> _Exercise_:
Filter this data down to the lines that hold "Internet", and copy them.

> _Exercise data_:
--- --- ---
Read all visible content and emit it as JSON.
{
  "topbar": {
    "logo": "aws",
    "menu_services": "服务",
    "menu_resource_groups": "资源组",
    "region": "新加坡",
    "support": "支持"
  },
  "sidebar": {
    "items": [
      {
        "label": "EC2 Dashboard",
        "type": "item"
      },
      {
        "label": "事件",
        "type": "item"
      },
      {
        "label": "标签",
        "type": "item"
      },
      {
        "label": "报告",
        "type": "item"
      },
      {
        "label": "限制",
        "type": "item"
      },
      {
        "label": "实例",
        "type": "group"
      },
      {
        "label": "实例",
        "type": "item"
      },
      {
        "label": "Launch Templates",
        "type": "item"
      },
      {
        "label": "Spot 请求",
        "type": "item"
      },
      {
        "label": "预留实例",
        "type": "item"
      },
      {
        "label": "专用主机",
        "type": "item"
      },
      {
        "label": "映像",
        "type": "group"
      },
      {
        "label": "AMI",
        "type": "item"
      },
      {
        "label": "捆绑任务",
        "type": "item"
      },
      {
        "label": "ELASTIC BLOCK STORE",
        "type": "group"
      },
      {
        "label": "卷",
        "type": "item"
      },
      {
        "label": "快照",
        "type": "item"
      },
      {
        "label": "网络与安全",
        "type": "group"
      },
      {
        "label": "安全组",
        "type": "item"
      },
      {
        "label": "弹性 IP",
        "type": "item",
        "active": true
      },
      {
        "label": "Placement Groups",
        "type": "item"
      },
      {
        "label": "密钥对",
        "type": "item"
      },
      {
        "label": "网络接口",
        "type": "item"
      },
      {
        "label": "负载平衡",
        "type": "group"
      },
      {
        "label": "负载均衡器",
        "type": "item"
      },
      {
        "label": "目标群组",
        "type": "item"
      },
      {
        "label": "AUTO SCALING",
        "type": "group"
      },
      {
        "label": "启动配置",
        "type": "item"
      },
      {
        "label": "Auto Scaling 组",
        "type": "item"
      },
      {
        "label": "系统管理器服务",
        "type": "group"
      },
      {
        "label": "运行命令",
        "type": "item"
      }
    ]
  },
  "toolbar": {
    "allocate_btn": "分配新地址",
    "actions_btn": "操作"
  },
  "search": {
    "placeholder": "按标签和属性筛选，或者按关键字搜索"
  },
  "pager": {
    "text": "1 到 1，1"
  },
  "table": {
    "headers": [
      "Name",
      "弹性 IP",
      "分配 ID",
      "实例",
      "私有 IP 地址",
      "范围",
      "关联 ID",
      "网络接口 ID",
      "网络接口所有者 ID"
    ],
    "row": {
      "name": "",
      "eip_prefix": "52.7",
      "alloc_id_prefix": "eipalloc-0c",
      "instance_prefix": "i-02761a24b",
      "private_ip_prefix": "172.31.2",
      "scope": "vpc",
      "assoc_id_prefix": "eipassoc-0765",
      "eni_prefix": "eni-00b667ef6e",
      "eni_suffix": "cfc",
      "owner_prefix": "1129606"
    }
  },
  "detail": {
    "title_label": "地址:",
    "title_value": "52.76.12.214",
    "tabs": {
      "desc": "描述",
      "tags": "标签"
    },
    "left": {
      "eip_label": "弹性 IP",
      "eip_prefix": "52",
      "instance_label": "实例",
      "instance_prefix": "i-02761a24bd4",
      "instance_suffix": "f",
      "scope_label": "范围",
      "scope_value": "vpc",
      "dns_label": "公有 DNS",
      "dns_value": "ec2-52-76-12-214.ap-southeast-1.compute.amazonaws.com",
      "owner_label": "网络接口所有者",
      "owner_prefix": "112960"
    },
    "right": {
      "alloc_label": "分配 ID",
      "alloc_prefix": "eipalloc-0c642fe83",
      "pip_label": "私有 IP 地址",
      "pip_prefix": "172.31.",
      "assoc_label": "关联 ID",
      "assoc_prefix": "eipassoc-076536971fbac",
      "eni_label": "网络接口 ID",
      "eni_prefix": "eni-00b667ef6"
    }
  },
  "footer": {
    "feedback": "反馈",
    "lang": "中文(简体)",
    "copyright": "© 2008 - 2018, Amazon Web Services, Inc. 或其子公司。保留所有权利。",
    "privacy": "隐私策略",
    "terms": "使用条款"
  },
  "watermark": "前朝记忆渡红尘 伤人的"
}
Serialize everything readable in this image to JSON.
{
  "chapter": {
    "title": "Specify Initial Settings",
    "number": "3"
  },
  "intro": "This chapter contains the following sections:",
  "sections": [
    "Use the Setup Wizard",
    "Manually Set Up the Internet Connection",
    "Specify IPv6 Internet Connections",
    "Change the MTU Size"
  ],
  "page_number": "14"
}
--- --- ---
> _Result of the exercise_:
    "Manually Set Up the Internet Connection",
    "Specify IPv6 Internet Connections",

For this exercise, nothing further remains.